The Ravens have gradually increased the workload of starting cornerback Lardarius Webb, who tore his anterior cruciate ligament last October against the Dallas Cowboys.
Webb intercepted a Joe Flacco pass in the end zone and also deflected a pass in red-zone drills during Thursday's practice. He appears to be on track to play in the season opener against the Denver Broncos, but the Ravens are cautious about exposing him to much contact during the preseason for now.
"I think it's going in the right direction," defensive coordinator Dean Pees said. "I think he's starting to feel comfortable. Teryl Austin is doing a great job of kind of monitoring him and getting him in on situations that aren't maybe going to be a lot of contact right now.
"We know what he can do. We need to get him ready for the season. I think Teryl has been doing a great job with that. It's coming along, and we will get him back."
Big leg for Tucker
Kicker Justin Tucker nearly powered through a 71-yard field goal Wednesday with the attempt coming up a few yards shy of the crossbar.
Tucker would love the chance to attempt a field goal that long in a game after hitting a career-long 56-yarder as a rookie.
"At a certain point, you don't even look at where you are on the field," Tucker said. "You just swing for the fences and try to put the ball through the yellow things. That tends to make people happy. That's what they pay me to do. They pay me to make kicks.
"If they want to send me out there to lay away at the ball, I'm all for it. I love hitting 'em. It's definitely far, but, hey, if they give me opportunities, I'm sure as hell going to try to make it."
Tucker connected on 30 of 33 field goals as a rookie, including four kicks from 50 yards or beyond.

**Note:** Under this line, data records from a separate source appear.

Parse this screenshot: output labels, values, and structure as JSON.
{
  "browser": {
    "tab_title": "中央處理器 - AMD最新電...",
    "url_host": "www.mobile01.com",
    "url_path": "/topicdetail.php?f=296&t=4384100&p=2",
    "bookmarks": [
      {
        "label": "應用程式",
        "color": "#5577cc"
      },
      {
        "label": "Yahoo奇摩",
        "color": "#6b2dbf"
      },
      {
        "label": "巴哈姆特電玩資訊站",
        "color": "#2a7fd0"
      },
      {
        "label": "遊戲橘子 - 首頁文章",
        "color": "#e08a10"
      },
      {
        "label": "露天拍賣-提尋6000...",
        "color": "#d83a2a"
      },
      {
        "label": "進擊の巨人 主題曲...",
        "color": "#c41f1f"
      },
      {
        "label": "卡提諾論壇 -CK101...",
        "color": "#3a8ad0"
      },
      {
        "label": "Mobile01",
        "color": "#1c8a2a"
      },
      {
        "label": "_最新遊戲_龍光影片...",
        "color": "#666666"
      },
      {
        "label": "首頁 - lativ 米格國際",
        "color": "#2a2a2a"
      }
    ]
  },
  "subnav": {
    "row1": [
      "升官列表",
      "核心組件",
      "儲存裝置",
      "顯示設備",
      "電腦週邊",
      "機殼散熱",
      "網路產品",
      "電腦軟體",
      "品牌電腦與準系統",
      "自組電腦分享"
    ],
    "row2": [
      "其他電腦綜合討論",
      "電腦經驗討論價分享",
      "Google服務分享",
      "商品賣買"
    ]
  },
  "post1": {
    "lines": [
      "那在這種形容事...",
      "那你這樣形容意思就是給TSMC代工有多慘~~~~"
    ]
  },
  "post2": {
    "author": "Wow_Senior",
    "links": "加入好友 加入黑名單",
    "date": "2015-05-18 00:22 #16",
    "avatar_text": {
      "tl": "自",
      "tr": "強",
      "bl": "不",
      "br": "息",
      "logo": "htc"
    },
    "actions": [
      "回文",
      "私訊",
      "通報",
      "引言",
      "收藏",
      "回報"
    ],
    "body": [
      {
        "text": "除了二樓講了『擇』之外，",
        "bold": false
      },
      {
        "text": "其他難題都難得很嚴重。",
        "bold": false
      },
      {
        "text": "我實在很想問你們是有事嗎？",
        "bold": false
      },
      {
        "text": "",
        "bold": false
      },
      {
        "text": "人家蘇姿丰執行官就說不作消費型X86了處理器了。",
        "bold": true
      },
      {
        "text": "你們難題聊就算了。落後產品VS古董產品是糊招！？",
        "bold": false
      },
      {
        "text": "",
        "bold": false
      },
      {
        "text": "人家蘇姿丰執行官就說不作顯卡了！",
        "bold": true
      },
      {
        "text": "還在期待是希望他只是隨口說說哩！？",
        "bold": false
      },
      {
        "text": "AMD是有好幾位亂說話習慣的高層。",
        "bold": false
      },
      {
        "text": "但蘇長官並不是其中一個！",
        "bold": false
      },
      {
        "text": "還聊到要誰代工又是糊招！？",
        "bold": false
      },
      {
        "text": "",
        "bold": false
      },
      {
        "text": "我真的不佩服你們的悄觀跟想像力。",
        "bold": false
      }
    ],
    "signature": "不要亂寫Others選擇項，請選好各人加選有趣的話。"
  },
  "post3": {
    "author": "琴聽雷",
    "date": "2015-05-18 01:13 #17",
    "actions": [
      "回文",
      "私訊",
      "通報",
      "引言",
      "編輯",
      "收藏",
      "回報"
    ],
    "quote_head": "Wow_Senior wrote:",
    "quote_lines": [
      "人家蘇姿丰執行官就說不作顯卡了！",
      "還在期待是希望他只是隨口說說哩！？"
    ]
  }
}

"I don't really think about it in terms of, 'Is my leg stronger?' " Tucker said. "I think my technique is getting better."
Ravens special teams coordinator Jerry Rosburg said he's seen Tucker connect on practice field goals up to the mid 60-yard range.
Could the Ravens try that in games this fall?
"He's got a strong leg, and we're going to use the weapon that we have," Rosburg said. "You have to strategically go into the game saying, 'When would we use this?' The field-position gamble is not worth it during a normal game situation, it's just not worth it. Percentages are not with you.
"At the end of the half, with three seconds, you really have nothing to lose, so you try to find out his range, see how far you can make it from and make sure your protection is good. We don't change the timing of the kick, and we just make it a normal field goal. And if he doesn't make it, it's nothing lost."
The Ravens currently have veteran James Ihedigbo listed as the first-string strong safety, but rookie Matt Elam is pushing hard for a starting job.
"I don't know who I would pick right now," Pees said. "It's just a really competitive situation right now. That's great for us. It's really great for them, because it makes them play even harder and get better. Right now, I just think that we have some depth there, because everyone is competing real hard."
Pees gives Ihedigbo high marks for versatility, including his ability as a force player in run support and pass-rushing skills.
"The thing about James is one thing that is going to carry over from last year is that he is a multiple position guy," Pees said. "He can actually get out in the box in our sub package and play as a linebacker and do some things. Pretty good blitzer, all those kinds of things. The good thing about him right now is he kind of knows the package probably a little better than maybe Matt does, so we can do more things with him."
A former consensus All-American at the University of Florida, Elam was selected with the 32nd and final pick of the first round. The Ravens have no buyer's remorse on Elam.
"He's fast, and he's tough, that's what you want in a strong safety," Pees said. "The guy will come hit you. He had a play where he showed his closing speed on [backup quarterback] Tyrod [Taylor], who is very fast. The guy can run, and he can hit.
"He's a smart player, and he just needs to keep on learning the system and getting used to it. He still makes the rookie mistakes and stuff that eventually he will get rid of. We always ask three things out a player: be tough, be smart and give great effort. When you are fast and give great effort, that shows up."
Pro Bowl banquet?
Rosburg couldn't resist taking a funny dig at the NFL eliminating returners in its revamped Pro Bowl format, delivering a walk-off line to conclude his news conference.
"Why are we playing?" Rosburg said. "Let's just have a banquet."
The Ravens reached a four-week injury settlement with linebacker Spencer Adkins, who was waived-injured with a hamstring injury.